History on Abraham Lincoln's Death
On the evening of Good Friday on ThisdayinHistory 1865, Abraham Lincoln and his wife Mary Todd attend Laura Keene’s acclaimed performance in Our American Cousin at Ford’s Theater in Washington, D.C. In the middle of act two, actor John Wilkes Booth entered Lincoln’s private theater box unnoticed, and shot the president with a single bullet in the back of his head. Booth jumped onto the stage, breaking his left leg, and shouted, “Sic semper tyrannis! (Ever thus to tyrants!) The South is avenged,” then quickly fled on horseback and escaped Washington.
The president, mortally wounded, was carried to a lodging house opposite Ford’s Theater. An hour after dawn the next morning around 7:22 a.m., Abraham Lincoln died, becoming the first president to be assassinated. His body was taken to the White House, where it lay until April 18, at which point it was carried to the Capitol rotunda to lay in state on a catafalque. On April 21, Lincoln’s body was taken to the railroad station and boarded on a train that conveyed it to Springfield, Illinois, his home before becoming president. Tens of thousands of Americans lined the train’s railroad route and paid their respects to their fallen leader during the train’s solemn progression through the North. Lincoln was buried on May 4, 1865, at Oak Ridge Cemetery, near Springfield.

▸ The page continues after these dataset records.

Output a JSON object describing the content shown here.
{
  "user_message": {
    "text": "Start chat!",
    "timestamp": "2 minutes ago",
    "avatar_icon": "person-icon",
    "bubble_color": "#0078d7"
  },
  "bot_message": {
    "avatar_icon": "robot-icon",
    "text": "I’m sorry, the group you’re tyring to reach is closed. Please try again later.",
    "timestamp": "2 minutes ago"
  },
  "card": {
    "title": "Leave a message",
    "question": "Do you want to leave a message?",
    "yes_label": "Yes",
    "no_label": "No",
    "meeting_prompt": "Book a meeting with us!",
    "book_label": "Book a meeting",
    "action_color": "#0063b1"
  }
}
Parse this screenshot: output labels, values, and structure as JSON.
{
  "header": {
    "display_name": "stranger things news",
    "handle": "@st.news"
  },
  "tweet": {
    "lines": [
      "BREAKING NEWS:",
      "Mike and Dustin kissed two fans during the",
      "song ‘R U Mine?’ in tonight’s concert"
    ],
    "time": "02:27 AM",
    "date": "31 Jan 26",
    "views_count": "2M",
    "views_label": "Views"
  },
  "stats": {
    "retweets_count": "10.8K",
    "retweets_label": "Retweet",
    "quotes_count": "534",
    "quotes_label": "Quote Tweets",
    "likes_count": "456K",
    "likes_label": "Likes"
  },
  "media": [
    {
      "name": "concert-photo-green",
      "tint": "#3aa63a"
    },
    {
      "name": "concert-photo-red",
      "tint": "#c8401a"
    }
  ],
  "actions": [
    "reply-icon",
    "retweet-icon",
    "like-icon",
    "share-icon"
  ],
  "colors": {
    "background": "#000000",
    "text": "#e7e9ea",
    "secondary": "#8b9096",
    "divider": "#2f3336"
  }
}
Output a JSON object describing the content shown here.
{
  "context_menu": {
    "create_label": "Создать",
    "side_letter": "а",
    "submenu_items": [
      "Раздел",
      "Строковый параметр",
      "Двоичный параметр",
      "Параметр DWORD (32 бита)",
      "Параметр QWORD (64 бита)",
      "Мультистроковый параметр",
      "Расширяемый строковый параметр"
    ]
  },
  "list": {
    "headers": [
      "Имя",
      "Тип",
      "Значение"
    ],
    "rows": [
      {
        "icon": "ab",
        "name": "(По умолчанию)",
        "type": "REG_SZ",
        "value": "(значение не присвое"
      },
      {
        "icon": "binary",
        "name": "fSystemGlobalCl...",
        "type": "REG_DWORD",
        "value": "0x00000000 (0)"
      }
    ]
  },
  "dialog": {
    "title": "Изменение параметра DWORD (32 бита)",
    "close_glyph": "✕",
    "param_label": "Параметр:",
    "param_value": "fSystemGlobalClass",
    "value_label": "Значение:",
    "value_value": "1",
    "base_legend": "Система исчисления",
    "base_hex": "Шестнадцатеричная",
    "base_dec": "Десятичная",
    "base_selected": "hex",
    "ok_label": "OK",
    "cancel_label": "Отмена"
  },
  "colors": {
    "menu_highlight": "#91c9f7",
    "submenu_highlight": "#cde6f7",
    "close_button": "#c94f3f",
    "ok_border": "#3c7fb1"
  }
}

Booth, pursued by the army and secret service forces, was finally cornered in a barn near Bowling Green, Virginia. Booth remained in the barn as it went up in flames and was then shot and killed by Corporal Boston Corbett. Of the eight other persons eventually charged with the conspiracy, four were hanged and four were jailed.